Tuesday, March 22, 2011

The Ceremony: Words inspired by Art.

Though I will be talking about writing, the process, the stories and novels, every facet that comes to view as I sit here typing, let’s simply jump in with a micro-fiction piece today, something originated on FB as I often post art and occasionally add what I call a blurb story. Sure, it’s flash fiction, but it’s also incomplete, awaiting a little bit more as space is limited there. But I like doing them, love how art inspires words, ideas, scenarios--stories. This was one of my faves, something subtle yet surreal and now completed. Though my short fiction usually veers into horrific territories, there’s also been a strong surreal element crackling through the synapses for awhile. This piece veers in that direction. It’s called, “The Ceremony.”
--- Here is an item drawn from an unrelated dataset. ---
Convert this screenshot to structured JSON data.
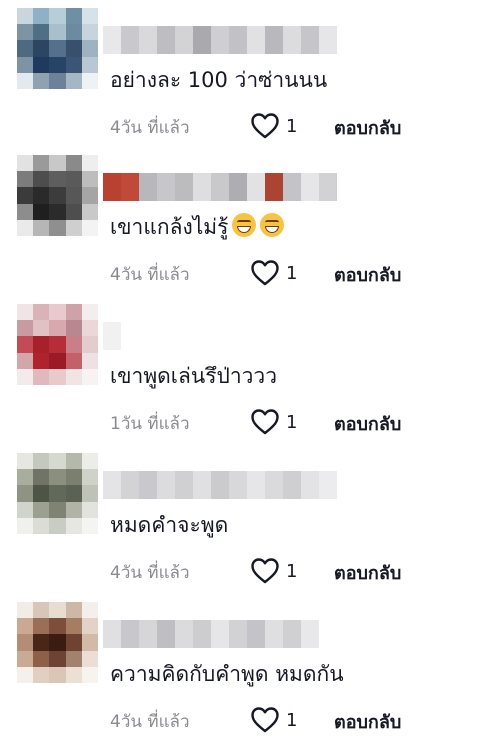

"What are you doing?" asked the news reporter.
"Collecting sticks for the ceremony," Walter said.
"What ceremony?"
"Well, the death of an angel requires something more than casual acknowledgement." He smiled, teeth yellow and chipped, the brim of his ragged hat shadowing his eyes.
"So, you're telling me this was an angel?" The reporter shook his head, even though he was standing in a wheat field in which a large wing jutted toward the midday sun, and an indecipherable mass was spattered all about. He thought the man daft; all these country bumpkins were daft.
"It could’ve been--"
"Could have been? There's no such thing as angels.” The reporter harrumphed. “This was simply some mutant bird. Some freak of nature. That’s all."
Walter's smile grew wide as the shadows thickened, not only shielding his eyes, but annihilating them. The reporter fidgeted as a stone of unease settled heavily in his stomach.
"You believe what you want,” Walter said, the sticks turning into snakes in his hands, “and I’ll get back to my ceremony…”

There ya go. Go out and find a painting and write your own short piece. They’re a lot of fun and a good trigger to get the brain muscle ready for bigger tales. Which is where I’m headed now…

The Visitation by Rob Harrison